Cancer prevention guidelines recommend earlier and more frequent screening for individuals with a family history of certain cancers. Therefore, knowledge and timely reporting of cancer history can impact access to cancer prevention and screening services. Previous research has identified lower rates of reporting cancer family history among African Americans, Hispanics, and Asian Americans than among Whites in the U.S. However, the current study is the first to examine whether an individual's immigrant status, in conjunction with race/ethnicity, plays a role in this under-reporting.
AdvertisementDr. Orom and co-investigators studied data from 5,010 respondents to the 2005 Health Information Trends Survey. After controlling for race/ethnicity, other sociodemographic variables, and cancer knowledge, foreign-born respondents were about one-third as likely to report a family history of cancer as US-born respondents. The authors found that those who were single, male, or without health coverage were also less likely to report a family history of cancer.
The low rate of cancer history reporting did not change as immigrants became more integrated into American culture with time. The authors suggest that this may be due to fewer opportunities to learn about family health histories afforded to immigrants due to separation from relatives, as well as cultural norms that inhibit family communication about cancer diagnoses.

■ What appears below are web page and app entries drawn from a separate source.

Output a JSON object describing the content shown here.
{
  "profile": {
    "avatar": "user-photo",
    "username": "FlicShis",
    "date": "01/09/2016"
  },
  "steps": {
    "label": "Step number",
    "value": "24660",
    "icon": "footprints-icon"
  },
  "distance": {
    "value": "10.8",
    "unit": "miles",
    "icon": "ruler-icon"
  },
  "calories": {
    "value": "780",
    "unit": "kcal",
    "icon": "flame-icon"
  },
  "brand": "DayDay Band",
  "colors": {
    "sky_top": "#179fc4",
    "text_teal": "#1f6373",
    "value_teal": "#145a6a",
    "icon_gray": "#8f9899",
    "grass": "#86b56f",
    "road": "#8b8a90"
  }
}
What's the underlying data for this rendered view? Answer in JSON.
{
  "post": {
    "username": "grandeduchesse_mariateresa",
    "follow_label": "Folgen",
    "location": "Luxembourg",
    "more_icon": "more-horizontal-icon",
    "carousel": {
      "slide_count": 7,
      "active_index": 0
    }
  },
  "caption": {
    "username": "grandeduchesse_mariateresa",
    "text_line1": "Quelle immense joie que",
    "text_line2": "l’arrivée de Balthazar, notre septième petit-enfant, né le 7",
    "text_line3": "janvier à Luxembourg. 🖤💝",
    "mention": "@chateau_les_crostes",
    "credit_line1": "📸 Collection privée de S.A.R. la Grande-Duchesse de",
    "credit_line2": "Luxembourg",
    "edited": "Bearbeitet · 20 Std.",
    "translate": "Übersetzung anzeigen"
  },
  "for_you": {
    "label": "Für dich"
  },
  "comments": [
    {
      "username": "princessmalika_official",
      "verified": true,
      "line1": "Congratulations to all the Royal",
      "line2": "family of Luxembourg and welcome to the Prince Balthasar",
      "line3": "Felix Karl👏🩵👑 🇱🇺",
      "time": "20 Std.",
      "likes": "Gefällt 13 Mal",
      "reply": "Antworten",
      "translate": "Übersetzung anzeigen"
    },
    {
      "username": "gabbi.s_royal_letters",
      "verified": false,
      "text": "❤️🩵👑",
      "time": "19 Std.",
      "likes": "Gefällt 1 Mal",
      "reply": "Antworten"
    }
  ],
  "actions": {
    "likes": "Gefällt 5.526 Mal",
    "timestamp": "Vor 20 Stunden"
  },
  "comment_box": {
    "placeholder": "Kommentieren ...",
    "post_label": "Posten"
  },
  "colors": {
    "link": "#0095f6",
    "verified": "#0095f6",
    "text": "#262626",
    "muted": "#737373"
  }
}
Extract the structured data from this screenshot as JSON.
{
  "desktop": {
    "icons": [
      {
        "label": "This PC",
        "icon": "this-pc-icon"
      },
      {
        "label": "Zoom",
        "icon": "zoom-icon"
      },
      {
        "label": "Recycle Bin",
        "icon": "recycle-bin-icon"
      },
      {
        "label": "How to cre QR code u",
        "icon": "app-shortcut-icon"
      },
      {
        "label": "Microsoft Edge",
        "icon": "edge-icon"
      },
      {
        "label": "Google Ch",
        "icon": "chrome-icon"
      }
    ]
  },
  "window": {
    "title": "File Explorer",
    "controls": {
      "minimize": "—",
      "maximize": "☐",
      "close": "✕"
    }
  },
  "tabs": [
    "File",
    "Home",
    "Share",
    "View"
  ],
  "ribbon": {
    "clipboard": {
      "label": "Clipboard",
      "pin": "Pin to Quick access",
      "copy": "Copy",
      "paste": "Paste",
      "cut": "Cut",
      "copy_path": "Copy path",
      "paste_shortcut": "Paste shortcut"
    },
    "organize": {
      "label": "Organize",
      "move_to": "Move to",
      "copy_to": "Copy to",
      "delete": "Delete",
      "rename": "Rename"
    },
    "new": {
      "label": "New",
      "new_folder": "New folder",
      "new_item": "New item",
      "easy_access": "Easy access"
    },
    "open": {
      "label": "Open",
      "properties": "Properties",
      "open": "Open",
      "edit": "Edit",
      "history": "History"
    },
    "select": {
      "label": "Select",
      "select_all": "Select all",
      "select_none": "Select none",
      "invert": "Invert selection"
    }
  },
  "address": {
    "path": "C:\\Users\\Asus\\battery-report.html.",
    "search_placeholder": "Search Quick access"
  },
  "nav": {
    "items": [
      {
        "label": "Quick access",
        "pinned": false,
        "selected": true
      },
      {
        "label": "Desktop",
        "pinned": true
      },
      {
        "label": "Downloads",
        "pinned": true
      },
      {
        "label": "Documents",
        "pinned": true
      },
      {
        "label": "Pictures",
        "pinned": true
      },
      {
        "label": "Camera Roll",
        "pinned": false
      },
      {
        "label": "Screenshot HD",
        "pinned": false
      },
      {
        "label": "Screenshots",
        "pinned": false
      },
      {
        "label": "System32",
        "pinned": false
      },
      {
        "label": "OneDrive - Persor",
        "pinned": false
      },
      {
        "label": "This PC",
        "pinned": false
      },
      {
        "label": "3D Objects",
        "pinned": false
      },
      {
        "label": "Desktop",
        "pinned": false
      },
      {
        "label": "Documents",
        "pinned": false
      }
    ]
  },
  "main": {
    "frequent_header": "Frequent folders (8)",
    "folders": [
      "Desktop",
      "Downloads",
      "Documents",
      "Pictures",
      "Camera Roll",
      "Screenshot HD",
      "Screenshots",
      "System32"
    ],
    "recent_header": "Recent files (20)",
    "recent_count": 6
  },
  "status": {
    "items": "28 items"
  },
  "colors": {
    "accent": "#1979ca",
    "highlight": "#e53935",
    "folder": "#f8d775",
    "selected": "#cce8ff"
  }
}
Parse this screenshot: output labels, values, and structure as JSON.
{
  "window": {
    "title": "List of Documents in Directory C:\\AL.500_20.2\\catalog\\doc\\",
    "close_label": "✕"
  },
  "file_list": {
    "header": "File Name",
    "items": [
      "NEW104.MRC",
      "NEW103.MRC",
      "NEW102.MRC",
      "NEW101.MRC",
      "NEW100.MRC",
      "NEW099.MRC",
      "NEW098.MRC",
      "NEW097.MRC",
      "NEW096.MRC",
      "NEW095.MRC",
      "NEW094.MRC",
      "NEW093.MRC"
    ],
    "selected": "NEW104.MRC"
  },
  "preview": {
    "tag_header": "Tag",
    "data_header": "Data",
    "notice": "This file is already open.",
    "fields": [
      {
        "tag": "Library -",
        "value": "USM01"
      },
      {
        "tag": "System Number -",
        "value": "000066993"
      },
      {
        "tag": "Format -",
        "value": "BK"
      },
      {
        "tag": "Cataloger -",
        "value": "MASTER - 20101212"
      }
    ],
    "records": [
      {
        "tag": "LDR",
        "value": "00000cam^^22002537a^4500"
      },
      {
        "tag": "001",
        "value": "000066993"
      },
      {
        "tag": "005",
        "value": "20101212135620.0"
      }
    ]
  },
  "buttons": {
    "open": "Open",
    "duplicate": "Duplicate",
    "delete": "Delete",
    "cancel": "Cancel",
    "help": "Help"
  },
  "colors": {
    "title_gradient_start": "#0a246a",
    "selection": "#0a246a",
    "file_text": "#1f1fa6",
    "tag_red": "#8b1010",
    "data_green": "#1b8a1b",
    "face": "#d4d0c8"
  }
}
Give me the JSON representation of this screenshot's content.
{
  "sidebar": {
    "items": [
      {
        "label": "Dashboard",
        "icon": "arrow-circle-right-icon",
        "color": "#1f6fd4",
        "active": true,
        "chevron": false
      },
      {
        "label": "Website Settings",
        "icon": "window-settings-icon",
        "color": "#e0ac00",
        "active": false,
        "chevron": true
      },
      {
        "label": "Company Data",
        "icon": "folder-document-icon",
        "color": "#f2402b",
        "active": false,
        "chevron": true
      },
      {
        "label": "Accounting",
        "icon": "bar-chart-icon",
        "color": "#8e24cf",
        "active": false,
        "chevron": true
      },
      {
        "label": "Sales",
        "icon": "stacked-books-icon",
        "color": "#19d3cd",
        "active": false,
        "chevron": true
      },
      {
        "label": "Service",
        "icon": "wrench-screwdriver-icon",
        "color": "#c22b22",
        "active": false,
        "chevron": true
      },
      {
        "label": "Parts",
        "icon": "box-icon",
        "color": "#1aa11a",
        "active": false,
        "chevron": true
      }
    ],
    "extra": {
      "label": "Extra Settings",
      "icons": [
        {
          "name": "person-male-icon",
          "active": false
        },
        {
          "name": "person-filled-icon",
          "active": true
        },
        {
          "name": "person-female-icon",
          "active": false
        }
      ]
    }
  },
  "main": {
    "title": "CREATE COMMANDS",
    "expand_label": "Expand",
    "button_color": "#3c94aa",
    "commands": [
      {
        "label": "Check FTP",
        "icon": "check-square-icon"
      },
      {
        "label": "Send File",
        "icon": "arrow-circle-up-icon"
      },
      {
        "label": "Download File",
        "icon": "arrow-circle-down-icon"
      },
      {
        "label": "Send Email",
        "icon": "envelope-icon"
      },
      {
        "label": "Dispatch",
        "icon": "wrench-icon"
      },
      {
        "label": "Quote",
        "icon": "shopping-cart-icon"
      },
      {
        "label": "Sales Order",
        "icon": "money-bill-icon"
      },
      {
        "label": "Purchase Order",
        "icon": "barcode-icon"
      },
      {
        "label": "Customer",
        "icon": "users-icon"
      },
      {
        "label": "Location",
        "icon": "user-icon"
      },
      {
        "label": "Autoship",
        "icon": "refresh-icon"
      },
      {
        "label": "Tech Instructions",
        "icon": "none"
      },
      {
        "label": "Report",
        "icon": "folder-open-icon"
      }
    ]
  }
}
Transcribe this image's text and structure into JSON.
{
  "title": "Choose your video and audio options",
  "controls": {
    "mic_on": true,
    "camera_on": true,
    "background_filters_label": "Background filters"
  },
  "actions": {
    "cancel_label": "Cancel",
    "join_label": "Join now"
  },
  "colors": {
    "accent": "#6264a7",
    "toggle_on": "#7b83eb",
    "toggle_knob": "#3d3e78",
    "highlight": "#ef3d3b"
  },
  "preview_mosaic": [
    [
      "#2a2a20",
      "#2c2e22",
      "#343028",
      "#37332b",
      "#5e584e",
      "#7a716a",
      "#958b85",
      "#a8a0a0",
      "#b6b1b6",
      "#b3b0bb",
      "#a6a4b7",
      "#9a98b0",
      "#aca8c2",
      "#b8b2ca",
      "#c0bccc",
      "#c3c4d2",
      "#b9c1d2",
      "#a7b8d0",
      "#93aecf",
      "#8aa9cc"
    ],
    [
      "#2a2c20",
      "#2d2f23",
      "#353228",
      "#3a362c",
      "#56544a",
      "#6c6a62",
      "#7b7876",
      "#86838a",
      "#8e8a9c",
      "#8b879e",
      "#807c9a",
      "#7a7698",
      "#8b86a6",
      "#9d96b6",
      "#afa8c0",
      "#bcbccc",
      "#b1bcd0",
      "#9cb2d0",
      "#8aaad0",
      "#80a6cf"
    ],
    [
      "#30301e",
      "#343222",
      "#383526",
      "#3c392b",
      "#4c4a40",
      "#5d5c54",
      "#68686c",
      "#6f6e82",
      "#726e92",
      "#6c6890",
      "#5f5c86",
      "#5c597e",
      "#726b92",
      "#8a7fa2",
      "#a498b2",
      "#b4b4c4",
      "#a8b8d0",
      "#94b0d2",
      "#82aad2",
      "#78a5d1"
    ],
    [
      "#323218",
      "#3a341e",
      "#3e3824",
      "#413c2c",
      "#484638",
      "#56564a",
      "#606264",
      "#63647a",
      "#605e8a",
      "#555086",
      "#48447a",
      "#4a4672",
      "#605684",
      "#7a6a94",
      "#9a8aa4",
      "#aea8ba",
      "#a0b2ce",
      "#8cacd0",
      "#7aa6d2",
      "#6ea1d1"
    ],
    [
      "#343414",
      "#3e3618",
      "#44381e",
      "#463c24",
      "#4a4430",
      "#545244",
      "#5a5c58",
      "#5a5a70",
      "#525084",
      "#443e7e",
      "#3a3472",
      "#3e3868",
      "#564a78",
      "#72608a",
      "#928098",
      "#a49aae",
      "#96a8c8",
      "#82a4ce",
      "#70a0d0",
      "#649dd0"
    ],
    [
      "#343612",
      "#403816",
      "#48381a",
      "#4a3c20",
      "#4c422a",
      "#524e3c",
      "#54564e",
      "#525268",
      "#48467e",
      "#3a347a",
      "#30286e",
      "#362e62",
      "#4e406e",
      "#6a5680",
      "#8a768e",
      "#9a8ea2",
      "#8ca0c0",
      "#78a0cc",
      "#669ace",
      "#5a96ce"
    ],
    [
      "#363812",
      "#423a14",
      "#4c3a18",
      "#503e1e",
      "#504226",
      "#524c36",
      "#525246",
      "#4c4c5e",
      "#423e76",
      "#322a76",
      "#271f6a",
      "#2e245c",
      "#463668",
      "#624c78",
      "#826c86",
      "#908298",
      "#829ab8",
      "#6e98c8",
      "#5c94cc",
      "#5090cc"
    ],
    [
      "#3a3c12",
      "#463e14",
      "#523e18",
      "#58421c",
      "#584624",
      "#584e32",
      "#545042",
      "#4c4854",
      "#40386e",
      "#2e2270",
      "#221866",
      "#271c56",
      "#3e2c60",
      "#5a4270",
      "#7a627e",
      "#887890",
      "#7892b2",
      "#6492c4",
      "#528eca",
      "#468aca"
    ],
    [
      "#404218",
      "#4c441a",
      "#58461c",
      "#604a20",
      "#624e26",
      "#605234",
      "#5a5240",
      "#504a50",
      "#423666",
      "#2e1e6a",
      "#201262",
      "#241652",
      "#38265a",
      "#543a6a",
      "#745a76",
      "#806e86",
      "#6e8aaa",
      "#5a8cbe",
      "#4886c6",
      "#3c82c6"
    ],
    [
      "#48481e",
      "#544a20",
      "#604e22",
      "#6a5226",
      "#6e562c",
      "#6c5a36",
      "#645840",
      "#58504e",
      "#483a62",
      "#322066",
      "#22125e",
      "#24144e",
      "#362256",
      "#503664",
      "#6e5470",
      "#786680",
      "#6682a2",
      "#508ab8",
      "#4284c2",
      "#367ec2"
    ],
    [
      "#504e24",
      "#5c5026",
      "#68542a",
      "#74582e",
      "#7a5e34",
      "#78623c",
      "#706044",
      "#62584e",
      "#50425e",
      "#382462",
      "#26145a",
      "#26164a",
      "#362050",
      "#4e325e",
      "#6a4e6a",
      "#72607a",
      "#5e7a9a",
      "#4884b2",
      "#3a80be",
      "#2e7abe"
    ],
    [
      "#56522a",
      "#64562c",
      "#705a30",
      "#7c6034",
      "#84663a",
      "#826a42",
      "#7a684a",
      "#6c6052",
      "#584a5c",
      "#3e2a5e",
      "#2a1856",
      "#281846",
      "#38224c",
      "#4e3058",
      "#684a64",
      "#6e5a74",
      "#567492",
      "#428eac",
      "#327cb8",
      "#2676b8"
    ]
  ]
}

The investigators conclude that information regarding family history of cancer may not be as accurate an indicator of risk for foreign-born patients as it is for US-born patients. Dr. Orom suggests, "that some immigrants might not have a family history of cancer even though they have a genetic disposition for cancer, in part, because they are from countries in which people are more likely to die at a relatively young age of causes other than cancer, and are not exposed to the same degree of behavioral and environmental risk for the disease. In addition, due to under-diagnosis of cancer in many immigrants' countries of origin, lack of awareness of familial risk, and communication barriers in families, foreign-born patients may not be aware of their true family history of cancer." The authors note that failing to take into account that immigrants may have genetic risk without family history could lead to insufficiencies in cancer screening and prevention for immigrants and ethnic minorities.